Fall 2017 Literary Journal Theme is Justice and Mercy

By Linda Donaldson

The theme for the Fall 2017 Issue, Volume 2, Number 2, of the Pearl S. Buck Literary Journal is Justice and Mercy. We see a host of possible avenues for writing about justice and mercy  —  the lack of either virtue OR the presence of either virtue. We include both sides of this theme, for, in Anne Kaler’s words: “If there were perfect justice, we would not need mercy.  If there were perfect mercy, we would not need justice.” Continue reading “Fall 2017 Literary Journal Theme is Justice and Mercy”

July Guild Meeting Highlights

By Linda Donaldson

Eight Writers Guild members came together this past Sunday for our July meeting. For the benefit of our new member, Holly Odell, we went around the table and introduced ourselves and told about our current writing projects.

It was announced that Sandy Cody, a presenter at PSB Writing Center workshops, and Guild member, sent two links from Authors Publish magazine: First Eleven Literary Journals that Read Submissions Blind (without regard to the author’s identity or previous publishing history). Second, a free PDF  The 2017 Guide to Manuscript Publishers.

Anne Kaler congratulated Bob McCrillis on the paperback proof copy he brought of his new collection of short stories published through CreateSpace. Entitled Puckerbrush: Stories of the Journey to Manhood. Bob had just finished rereading and marking the editing changes he plans to make before correcting them and releasing the book for publication. Continue reading “July Guild Meeting Highlights”

How to Write Using a Pattern

By Anne K. Kaler

Writers use patterns the same way that fabric designers use patterns – as guides for their material. (Note the pun there – both use “material” which means it is “of matter” or words.) Writers use the patterns called formulas to make their words conform to an understood, preconceived expectation for the reader.

Anne Kaler Head ShotAnd readers become intensely annoyed when the pattern/formula/genre is misrepresented. Classic story. The well-meaning children of a church pastor bought him a surprise book – Erskine Caldwell’s God’s Little Acre  — thinking that the subject matter was suitable for a man of the cloth. It wasn’t.

So, knowing what the pattern of a book is becomes paramount in the construction of that book. That’s why there are genres or types of books which are classified by the patterns they use. Often times the title itself will suggest enough of the ultimate pattern for me to want to read the book. Continue reading “How to Write Using a Pattern”

When Writing What You Know May Be Too Much Reality

By Susan Wagner
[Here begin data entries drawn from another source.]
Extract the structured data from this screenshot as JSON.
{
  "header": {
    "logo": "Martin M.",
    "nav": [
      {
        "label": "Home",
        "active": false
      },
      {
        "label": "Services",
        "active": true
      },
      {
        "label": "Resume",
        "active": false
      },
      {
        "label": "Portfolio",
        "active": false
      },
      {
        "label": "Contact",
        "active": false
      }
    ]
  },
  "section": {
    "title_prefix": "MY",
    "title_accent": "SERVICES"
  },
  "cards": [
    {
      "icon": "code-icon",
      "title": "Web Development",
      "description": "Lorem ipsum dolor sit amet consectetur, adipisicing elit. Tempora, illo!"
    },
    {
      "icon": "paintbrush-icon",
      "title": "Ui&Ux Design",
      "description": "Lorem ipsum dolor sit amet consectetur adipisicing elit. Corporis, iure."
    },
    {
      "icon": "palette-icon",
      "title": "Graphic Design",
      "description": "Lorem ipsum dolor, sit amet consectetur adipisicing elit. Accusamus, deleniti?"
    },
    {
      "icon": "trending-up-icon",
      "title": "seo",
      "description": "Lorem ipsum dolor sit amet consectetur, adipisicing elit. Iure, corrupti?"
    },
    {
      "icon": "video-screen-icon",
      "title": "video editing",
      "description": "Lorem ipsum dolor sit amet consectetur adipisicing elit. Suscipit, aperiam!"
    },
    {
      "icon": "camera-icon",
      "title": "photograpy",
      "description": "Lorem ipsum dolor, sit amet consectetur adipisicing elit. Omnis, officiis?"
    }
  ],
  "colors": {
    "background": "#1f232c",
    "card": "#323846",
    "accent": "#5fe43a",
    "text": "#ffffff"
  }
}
Once, in college, I wrote a short story that was published by the school’s literary journal. I was criticized for it, publicly, by a professor I didn’t even know. It was too personal, she said. It was something that should have stayed within the family.

Sue Wagner NewI was shocked by this because it was a piece of fiction. Did it have elements I related to? Of course. Like Stephen King, some things in my life just had to be written or they’d overwhelm me. But I did use the emotions I’d felt to drive me, changing the actual circumstances. This was largely to protect myself. The last thing I ever wanted was for my family to figure out what I was writing about. Continue reading “When Writing What You Know May Be Too Much Reality”

Writing, Watching, and Wondering

By Anne K. Kaler

Anne Kaler Head Shot

Ever wonder where writers get their ideas from?

Today one source landed right outside the window and insisted on being the center of my universe for the morning.

A young, a very young, robin perched on the top of an iron-ledge of a garden chair as I went out to get the newspapers.  His gimlet eye watched as a circled around him so as not to startle him into flight.

I knew he was young – the speckled head and shoulders and the orange hint on his pale breast gave away his age.  And he did not seem ready to fly away when I passed by.  It was only after observing him for an hour that I realized that this was indeed a very young bird. Continue reading “Writing, Watching, and Wondering”

What Is Your Passion?

By Susan WagnerSue Wagner New

When I was in fourth grade, the economic problems of Appalachia were in the news. I had seen it myself when I watched the news with my mother. We talked about it in school because our school planned to raise funds to aid children there. It was a penny collection. Over a period of a month, we were all asked to collect and donate as many pennies as we could. Continue reading “What Is Your Passion?”

Writers Guild News

By Linda Donaldson

Our next meeting is Sunday, July 16th from 1:30pm to 3:30pm in the Cultural Center (the Red Barn building) on the beautiful grounds of Pearl S. Buck’s historic home at 520 Dublin Road, Perkasie, PA 18944. We welcome all writers and would-be writers to join us at this monthly (from March to October) roundtable discussion.

Bring ten or more copies of a 3 or 4 page selection of your work if you wish to share it for comments. Be sure to include your name and email address for additional feedback.

Recap of June Guild Meeting and
Janet Benton Publishes Debut Novel

Continue reading “Writers Guild News”